How? By defining your niche to be very specific, you will save money in marketing because you won’t be spending it everywhere. (If everyone is your potential customer, you’ll end up advertising in plenty of general media and will find that you won’t be nearly as effective). Defining your niche lets you advertise in targeted media… and targeted media has a better chance of reaching your audience.
By defining your niche, you will increase your customers. The saying “birds of a feather flock together” is true: your customers hang out with people just like themselves. If you position your product or service as servicing a very specific market – your niche – you will enjoy the cheapest and most effective form of advertising: word of mouth advertising.
Consider this example: if you sold shoes and “everybody” was your client, do you think a young child would run up to a retired person and ask them where they got their shoes? Of course not! But a child in the playground will notice another person’s shoes and that night will claim that the only way they’ll be accepted among their peers is by wearing the same shoes.

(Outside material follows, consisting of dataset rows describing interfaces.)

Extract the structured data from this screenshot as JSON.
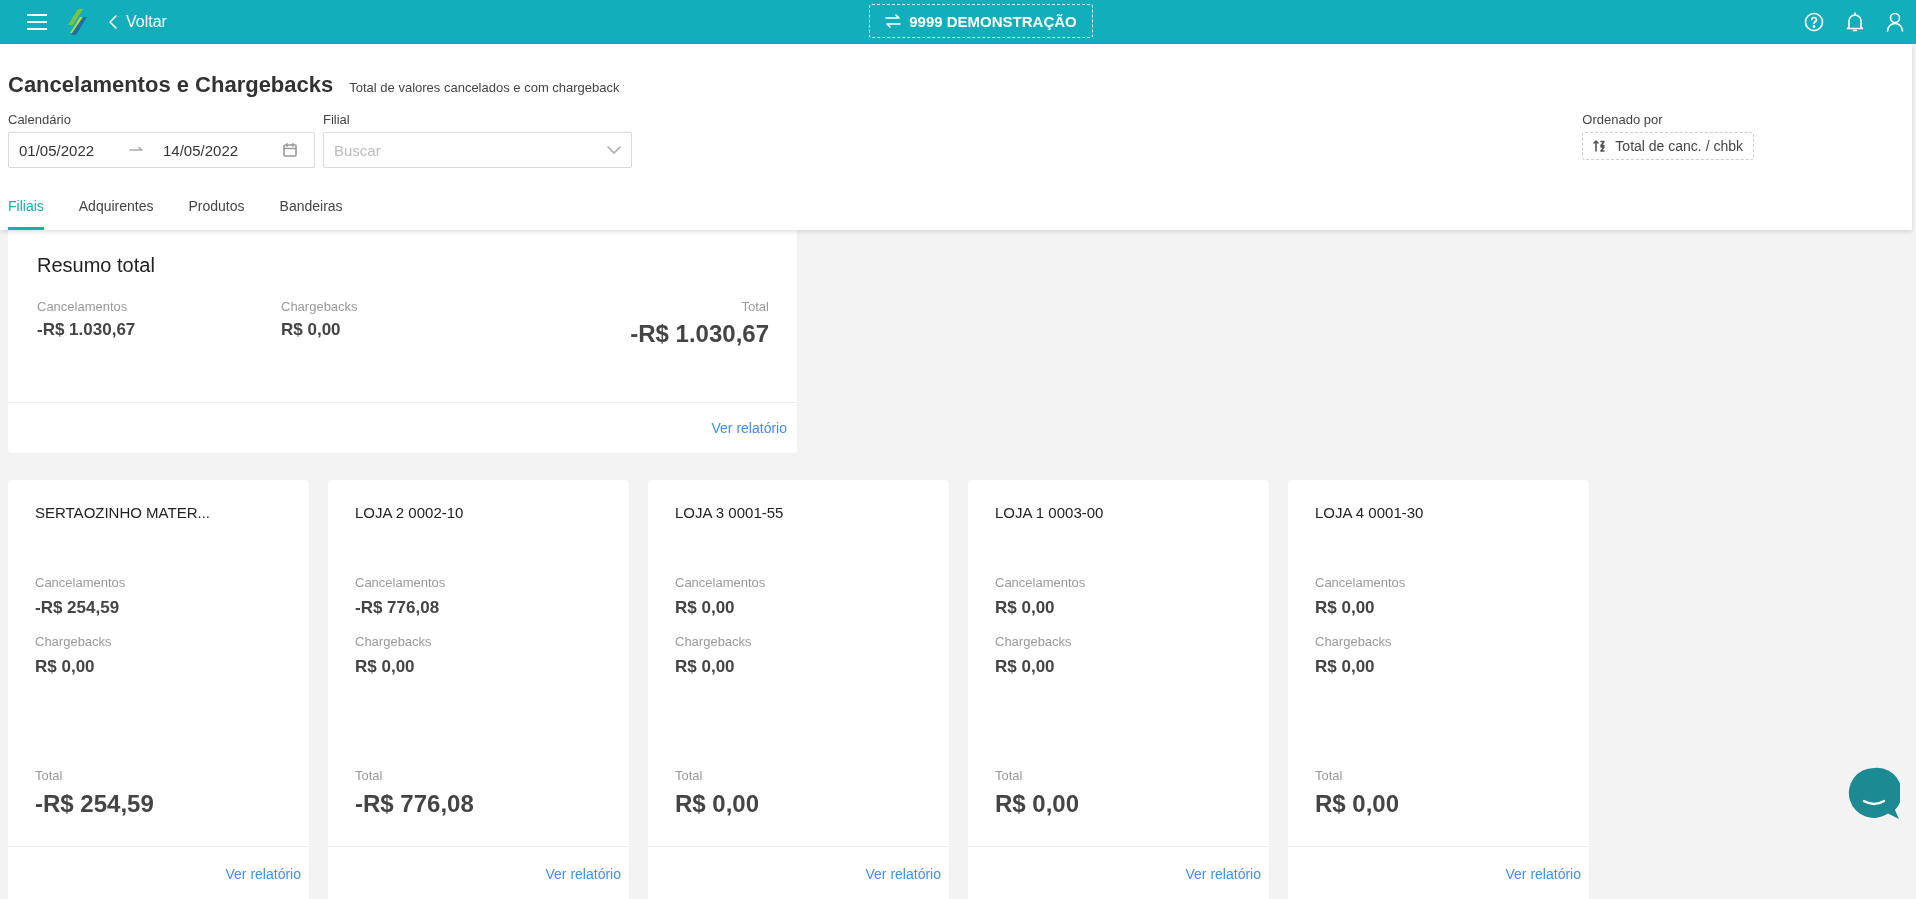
{
  "top_bar": {
    "back_label": "Voltar",
    "company_button": "9999 DEMONSTRAÇÃO"
  },
  "header": {
    "title": "Cancelamentos e Chargebacks",
    "subtitle": "Total de valores cancelados e com chargeback",
    "calendar": {
      "label": "Calendário",
      "start": "01/05/2022",
      "end": "14/05/2022"
    },
    "branch": {
      "label": "Filial",
      "placeholder": "Buscar"
    },
    "sort": {
      "label": "Ordenado por",
      "value": "Total de canc. / chbk"
    }
  },
  "tabs": [
    {
      "label": "Filiais",
      "selected": true
    },
    {
      "label": "Adquirentes",
      "selected": false
    },
    {
      "label": "Produtos",
      "selected": false
    },
    {
      "label": "Bandeiras",
      "selected": false
    }
  ],
  "summary": {
    "title": "Resumo total",
    "cancellations_label": "Cancelamentos",
    "cancellations": "-R$ 1.030,67",
    "chargebacks_label": "Chargebacks",
    "chargebacks": "R$ 0,00",
    "total_label": "Total",
    "total": "-R$ 1.030,67",
    "link": "Ver relatório"
  },
  "stores": [
    {
      "name": "SERTAOZINHO MATER...",
      "cancellations_label": "Cancelamentos",
      "cancellations": "-R$ 254,59",
      "chargebacks_label": "Chargebacks",
      "chargebacks": "R$ 0,00",
      "total_label": "Total",
      "total": "-R$ 254,59",
      "link": "Ver relatório"
    },
    {
      "name": "LOJA 2 0002-10",
      "cancellations_label": "Cancelamentos",
      "cancellations": "-R$ 776,08",
      "chargebacks_label": "Chargebacks",
      "chargebacks": "R$ 0,00",
      "total_label": "Total",
      "total": "-R$ 776,08",
      "link": "Ver relatório"
    },
    {
      "name": "LOJA 3 0001-55",
      "cancellations_label": "Cancelamentos",
      "cancellations": "R$ 0,00",
      "chargebacks_label": "Chargebacks",
      "chargebacks": "R$ 0,00",
      "total_label": "Total",
      "total": "R$ 0,00",
      "link": "Ver relatório"
    },
    {
      "name": "LOJA 1 0003-00",
      "cancellations_label": "Cancelamentos",
      "cancellations": "R$ 0,00",
      "chargebacks_label": "Chargebacks",
      "chargebacks": "R$ 0,00",
      "total_label": "Total",
      "total": "R$ 0,00",
      "link": "Ver relatório"
    },
    {
      "name": "LOJA 4 0001-30",
      "cancellations_label": "Cancelamentos",
      "cancellations": "R$ 0,00",
      "chargebacks_label": "Chargebacks",
      "chargebacks": "R$ 0,00",
      "total_label": "Total",
      "total": "R$ 0,00",
      "link": "Ver relatório"
    }
  ]
}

And the next day, mom or dad will go and buy the shoes.
That’s the strength of having a great niche.
How to pick a niche
So how do you pick a niche? We’ll go through a very specific to-do list shortly, but here are some tips:
- Choose a niche with a lot of influence: children influence each other and their parents. Babies are very influential even though they can’t talk.
- Choose a niche with money to spend: Although children do not earn money, they have money to spend – their parents’ money! Retired people are another group that has money to spend. People who have just made a major purchase (like their first home, for example) do not have nearly as much money to spend.
- Choose a niche that spends time with each other: marketing to hermits probably won’t help your web business. But marketing to soccer moms will… soccer moms hang out with other soccer moms while their children are playing on the field.
- Choose a niche that you understand well: you’ll be more likely to identify with that niche if you do. Knowing your clientele very well will help in your marketing efforts.
- Choose a niche that you’re excited about: there’s no use in selling products to babies if you don’t like babies… even if they are a lucrative niche. People will detect your disdain and do business elsewhere.
Identifying your niche
Now it’s time to start identifying your niche. You’ll probably want a pen and paper for this task.
Write down several niches that you belong to. Some day you might want to start a business for someone in a different niche than you belong to, but this is a good place to start. Here are some questions to help you get started:
- What is my gender, age, and ethnic background?
- Am I a homeowner or do I rent?
- Do I like to travel?
- What is my average income?
- Do I have children? What are their ages?
- What hobbies do I have?
(businesses choose these small niches, also called “target markets” to sell to. The smaller the niche, the greater likelihood of success).
It isn’t unusual to have a specific niche of (for example) white, married businessmen, ages 29-45, with an average income of $45000 who own their own homes and have 1 child. That’s a very specific niche!
Now the task gets harder: narrow your niche. Trust us on this one… narrow it further. It is very unlikely that you will lose out because of a narrow niche and most people find that the narrower their niche, the better! How can you narrow it?
If you have not specified a gender, be bold and market just to one gender. (Female auto mechanics, for example, is a fantastic niche with a lot of potential… don’t make the mistake of thinking that just because there aren’t very many female auto mechanics you’re going to limit your business.
You will likely sell more products because you advertise only to female auto mechanics!). As you gain experience, you’ll learn why narrowing your niche is so important and how you can market effectively to that niche.